(Dataset items)
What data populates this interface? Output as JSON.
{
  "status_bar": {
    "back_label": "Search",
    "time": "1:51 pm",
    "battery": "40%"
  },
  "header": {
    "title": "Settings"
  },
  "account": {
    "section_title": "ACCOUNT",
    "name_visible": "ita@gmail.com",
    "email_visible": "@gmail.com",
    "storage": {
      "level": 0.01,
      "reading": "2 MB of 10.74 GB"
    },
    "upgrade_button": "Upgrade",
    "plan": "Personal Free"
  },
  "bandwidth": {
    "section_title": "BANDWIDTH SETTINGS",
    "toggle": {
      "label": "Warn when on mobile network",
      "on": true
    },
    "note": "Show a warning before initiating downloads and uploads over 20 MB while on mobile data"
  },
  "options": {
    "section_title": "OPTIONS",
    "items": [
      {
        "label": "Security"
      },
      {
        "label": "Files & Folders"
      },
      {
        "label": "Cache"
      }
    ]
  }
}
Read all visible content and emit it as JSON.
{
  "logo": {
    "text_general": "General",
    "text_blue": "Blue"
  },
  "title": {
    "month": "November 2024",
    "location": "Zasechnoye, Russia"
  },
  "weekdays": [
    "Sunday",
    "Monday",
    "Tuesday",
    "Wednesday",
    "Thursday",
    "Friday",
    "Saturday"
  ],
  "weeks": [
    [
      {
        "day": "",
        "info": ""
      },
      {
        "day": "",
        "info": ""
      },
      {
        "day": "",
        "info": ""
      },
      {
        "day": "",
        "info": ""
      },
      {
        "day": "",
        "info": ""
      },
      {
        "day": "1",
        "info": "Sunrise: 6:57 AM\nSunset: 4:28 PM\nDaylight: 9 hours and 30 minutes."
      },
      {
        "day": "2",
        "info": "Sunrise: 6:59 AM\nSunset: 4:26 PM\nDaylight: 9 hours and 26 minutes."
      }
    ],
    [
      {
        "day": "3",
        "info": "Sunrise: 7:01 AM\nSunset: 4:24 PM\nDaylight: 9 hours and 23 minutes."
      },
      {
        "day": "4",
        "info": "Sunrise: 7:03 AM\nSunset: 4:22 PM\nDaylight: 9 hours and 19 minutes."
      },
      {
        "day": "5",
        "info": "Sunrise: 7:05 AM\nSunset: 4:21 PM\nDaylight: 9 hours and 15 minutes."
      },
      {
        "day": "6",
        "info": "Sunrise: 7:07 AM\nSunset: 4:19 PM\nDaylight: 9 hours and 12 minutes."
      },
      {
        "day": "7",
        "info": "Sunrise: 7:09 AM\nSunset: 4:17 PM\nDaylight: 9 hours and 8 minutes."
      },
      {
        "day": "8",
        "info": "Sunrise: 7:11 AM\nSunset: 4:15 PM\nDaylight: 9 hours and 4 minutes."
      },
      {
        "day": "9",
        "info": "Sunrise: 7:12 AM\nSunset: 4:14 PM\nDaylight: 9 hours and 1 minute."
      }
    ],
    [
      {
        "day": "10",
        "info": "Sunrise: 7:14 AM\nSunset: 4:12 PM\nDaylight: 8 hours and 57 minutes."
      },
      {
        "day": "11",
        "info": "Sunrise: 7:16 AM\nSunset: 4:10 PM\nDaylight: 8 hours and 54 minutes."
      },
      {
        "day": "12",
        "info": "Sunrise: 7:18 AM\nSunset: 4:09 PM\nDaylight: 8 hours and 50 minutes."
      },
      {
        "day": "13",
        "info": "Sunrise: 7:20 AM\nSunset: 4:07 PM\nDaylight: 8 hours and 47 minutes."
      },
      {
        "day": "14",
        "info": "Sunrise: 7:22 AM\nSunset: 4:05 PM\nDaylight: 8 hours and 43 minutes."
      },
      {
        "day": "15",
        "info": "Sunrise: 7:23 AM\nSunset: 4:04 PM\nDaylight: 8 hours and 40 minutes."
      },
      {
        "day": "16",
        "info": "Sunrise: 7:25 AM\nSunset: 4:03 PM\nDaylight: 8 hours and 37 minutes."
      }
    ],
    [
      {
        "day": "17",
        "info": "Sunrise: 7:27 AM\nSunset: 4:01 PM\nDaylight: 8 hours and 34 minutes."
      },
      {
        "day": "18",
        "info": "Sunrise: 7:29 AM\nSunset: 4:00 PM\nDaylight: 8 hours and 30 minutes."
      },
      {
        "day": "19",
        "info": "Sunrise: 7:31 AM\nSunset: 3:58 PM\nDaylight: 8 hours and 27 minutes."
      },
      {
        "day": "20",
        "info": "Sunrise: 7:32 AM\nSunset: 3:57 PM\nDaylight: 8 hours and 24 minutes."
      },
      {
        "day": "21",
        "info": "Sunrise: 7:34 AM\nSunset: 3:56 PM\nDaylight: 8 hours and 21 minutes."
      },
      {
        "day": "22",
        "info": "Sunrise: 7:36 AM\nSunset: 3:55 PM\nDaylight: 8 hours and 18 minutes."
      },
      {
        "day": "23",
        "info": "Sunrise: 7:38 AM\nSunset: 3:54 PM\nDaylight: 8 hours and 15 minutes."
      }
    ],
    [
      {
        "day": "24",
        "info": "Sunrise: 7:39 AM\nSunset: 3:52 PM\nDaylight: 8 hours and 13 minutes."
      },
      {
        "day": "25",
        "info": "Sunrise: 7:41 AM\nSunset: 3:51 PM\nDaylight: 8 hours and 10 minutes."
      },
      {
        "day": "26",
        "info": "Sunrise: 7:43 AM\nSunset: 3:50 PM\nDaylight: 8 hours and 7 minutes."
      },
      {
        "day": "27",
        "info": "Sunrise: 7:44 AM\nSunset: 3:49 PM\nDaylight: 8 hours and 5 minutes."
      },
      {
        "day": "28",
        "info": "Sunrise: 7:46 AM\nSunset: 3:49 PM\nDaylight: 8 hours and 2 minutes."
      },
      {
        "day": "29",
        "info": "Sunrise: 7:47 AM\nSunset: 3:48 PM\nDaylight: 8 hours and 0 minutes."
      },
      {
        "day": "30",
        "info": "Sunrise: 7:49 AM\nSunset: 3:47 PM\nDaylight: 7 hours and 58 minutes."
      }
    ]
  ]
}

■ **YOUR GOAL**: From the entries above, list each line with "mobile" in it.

■ **TASK RESULT**:
      "label": "Warn when on mobile network",
    "note": "Show a warning before initiating downloads and uploads over 20 MB while on mobile data"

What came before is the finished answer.